“[Woodyard] has elected to reintegrate with the APD and is currently on Restricted Duty (not in uniform, no public contact, and no enforcement actions) pending [the] next steps in the reintegration process,” a city spokesperson, Ryan Luby, told The Guardian. The decision aligns with a local law that states that officers must be suspended without pay if facing felony charges and then reinstated if acquitted.
Woodyard used a now-banned chokehold technique, a carotid hold, on McClain, which cut off the flow of blood to his brain, while the other officers held McClain down. McClain had repeatedly said “I can’t breathe” throughout the encounter.
“I’m so sorry. I have no gun. I don’t do that stuff. I don’t do any fighting … I don’t even kill flies! I don’t eat meat … I respect all life … Forgive me! All I was trying to do was become better,” McClain said during the struggle, according to The Associated Press.
Despite McClain’s final words, Woodyard claimed during the trial that he feared for his life and that he wouldn’t live to see his wife at home.
“I heard Mr. McClain say he was going to take his power back. I was expecting to get shot and I would never see my wife again,” Woodyard testified, according to CBS News.
McClain went in and out of consciousness and had vomited during the arrest. When paramedics arrived, McClain was handcuffed, but they injected him ketamine, a controversial sedative, in a dose that was too much for his 5-foot-6, 140-pound size.

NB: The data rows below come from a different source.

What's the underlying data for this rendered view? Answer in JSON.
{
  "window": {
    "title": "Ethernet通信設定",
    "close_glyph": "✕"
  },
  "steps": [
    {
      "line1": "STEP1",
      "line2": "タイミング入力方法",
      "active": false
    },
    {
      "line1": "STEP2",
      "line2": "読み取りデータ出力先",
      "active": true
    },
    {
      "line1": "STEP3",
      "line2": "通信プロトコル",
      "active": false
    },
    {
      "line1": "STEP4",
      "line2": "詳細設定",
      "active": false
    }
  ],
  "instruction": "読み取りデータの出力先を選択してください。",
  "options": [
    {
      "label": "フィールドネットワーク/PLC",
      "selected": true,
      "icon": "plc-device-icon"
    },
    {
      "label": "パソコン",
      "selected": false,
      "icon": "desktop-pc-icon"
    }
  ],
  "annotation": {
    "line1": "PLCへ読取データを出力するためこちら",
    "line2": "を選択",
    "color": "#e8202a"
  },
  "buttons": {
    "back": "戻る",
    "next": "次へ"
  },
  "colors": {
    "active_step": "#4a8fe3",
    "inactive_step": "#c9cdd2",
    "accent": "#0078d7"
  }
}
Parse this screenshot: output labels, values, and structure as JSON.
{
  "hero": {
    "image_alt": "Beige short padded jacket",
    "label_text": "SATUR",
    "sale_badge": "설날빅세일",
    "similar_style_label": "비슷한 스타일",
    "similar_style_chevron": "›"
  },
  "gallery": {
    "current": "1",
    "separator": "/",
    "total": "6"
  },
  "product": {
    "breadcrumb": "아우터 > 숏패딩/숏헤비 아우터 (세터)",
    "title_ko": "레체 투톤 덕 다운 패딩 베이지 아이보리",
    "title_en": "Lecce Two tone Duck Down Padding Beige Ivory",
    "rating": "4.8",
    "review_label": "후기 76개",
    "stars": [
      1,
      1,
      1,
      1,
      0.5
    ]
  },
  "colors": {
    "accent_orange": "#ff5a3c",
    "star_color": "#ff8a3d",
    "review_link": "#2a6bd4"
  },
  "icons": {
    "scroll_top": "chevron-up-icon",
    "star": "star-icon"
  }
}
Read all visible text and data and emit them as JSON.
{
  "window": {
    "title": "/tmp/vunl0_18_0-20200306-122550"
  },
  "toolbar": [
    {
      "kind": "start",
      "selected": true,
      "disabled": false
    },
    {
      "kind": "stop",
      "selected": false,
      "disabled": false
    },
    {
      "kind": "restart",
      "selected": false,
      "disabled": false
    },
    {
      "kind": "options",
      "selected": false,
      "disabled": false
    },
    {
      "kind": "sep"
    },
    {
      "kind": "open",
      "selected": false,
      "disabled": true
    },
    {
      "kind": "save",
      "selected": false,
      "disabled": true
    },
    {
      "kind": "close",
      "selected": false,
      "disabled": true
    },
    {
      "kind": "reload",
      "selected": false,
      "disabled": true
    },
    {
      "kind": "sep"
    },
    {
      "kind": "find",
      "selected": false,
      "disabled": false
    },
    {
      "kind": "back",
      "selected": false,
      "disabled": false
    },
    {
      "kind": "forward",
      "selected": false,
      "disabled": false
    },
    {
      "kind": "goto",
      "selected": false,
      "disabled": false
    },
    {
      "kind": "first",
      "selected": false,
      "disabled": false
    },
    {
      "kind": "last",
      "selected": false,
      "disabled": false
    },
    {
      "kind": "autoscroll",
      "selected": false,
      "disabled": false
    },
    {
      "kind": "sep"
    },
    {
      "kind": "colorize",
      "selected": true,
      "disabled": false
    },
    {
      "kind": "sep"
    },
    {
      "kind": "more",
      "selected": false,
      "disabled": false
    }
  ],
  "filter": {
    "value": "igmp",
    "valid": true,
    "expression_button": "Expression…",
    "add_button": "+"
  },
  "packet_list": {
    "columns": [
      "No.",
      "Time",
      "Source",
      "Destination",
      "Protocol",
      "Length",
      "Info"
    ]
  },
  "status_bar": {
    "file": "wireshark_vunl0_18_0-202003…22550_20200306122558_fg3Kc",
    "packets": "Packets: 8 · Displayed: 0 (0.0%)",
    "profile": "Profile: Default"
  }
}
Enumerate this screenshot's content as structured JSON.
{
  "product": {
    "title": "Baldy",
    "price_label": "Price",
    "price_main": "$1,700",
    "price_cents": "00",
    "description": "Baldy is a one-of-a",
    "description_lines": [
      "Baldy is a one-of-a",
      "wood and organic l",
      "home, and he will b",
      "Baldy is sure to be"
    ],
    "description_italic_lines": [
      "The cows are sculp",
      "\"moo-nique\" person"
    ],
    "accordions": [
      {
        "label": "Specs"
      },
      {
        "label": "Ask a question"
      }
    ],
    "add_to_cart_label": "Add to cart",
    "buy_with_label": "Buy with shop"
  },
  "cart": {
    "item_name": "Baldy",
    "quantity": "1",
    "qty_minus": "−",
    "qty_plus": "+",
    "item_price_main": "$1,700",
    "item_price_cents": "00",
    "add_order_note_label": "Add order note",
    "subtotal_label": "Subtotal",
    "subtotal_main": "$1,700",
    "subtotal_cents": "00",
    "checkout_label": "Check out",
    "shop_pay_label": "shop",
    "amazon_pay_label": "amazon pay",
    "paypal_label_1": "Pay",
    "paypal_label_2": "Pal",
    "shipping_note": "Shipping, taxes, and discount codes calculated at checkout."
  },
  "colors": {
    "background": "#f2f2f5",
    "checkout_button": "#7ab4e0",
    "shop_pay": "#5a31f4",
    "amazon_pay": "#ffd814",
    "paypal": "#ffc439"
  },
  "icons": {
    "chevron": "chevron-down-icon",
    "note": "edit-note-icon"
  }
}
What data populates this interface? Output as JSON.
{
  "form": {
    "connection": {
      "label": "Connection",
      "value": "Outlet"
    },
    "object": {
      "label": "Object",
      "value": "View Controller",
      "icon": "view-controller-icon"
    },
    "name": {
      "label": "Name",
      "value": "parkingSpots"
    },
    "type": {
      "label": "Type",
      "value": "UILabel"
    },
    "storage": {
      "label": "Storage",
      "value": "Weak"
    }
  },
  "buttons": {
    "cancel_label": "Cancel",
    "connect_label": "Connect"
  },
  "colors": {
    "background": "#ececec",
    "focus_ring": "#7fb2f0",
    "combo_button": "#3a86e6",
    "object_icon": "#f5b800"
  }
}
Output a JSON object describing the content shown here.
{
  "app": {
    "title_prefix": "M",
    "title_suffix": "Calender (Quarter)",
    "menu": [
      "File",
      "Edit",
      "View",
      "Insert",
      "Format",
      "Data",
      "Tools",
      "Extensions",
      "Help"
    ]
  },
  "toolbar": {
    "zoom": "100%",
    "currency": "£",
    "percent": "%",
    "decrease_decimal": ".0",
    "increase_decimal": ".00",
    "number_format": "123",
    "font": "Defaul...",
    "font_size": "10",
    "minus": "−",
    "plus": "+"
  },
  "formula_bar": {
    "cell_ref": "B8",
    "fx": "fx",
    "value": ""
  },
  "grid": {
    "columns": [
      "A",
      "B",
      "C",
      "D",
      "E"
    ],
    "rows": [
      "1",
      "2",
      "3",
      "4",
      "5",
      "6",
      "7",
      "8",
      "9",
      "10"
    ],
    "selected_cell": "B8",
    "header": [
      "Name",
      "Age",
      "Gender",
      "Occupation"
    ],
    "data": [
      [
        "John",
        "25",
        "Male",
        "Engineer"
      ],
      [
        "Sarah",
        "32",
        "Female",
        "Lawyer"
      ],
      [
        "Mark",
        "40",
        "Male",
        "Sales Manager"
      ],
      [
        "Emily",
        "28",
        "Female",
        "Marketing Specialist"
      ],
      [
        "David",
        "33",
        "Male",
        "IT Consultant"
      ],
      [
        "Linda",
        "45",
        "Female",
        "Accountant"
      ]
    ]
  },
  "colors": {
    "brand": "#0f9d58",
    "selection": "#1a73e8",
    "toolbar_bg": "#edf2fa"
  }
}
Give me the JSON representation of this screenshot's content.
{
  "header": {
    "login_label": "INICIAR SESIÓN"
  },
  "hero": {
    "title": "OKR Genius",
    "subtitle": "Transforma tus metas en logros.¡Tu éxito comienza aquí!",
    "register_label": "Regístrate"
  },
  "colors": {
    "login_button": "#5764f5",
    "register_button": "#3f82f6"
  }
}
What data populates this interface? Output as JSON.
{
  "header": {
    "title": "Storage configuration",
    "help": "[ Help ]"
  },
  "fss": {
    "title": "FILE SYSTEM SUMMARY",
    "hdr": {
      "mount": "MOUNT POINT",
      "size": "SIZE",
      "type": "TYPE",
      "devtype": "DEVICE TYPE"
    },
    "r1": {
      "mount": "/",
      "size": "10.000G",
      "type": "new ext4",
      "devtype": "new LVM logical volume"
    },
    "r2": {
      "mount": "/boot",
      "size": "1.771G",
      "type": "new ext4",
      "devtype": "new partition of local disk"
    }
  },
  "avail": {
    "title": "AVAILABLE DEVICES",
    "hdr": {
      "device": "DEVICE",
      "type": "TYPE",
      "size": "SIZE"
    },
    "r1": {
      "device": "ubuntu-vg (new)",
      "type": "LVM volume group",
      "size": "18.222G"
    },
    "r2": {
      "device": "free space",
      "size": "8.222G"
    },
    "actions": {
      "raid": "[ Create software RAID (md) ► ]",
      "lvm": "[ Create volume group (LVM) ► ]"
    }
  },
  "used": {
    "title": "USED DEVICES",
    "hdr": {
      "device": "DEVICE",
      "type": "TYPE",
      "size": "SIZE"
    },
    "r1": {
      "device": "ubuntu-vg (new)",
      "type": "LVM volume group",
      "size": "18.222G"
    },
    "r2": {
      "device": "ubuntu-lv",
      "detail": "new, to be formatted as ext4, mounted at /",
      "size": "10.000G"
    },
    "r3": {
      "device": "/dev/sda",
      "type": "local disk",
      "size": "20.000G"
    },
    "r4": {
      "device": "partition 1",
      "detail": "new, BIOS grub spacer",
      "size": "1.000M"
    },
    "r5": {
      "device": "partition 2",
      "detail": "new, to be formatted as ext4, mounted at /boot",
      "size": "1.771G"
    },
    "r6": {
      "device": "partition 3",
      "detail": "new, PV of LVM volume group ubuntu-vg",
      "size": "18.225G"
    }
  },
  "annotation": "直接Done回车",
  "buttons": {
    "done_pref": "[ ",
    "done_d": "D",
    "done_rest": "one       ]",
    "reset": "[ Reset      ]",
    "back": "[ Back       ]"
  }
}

The 23-year-old violinist and massage therapist went into cardiac arrest on the way to the hospital. He was later pronounced brain dead and taken off life support in the days following.
“The Aurora medics had no right to inject Elijah with ketamine at all,” an attorney for McClain’s family, Mari Newman, said, according to NBC News. “He was handcuffed, crushed against the ground by officers much larger then he was, and he was not fighting. He was begging for his life, vomiting and trying to breathe. And they certainly had no right to involuntarily inject him with a dose intended for someone over twice his size.”
The killing of McClain became part of a rising chorus against a spate of police killings and brutality against Black men and women. Protests that built up into a deluge of 2020 protests seeking a racial reckoningdemanded police reform and accountability across the country. Bans on chokeholds were among the responses.
The paramedics, Jeremy Cooper and Peter Cichuniec, begin their trial this week.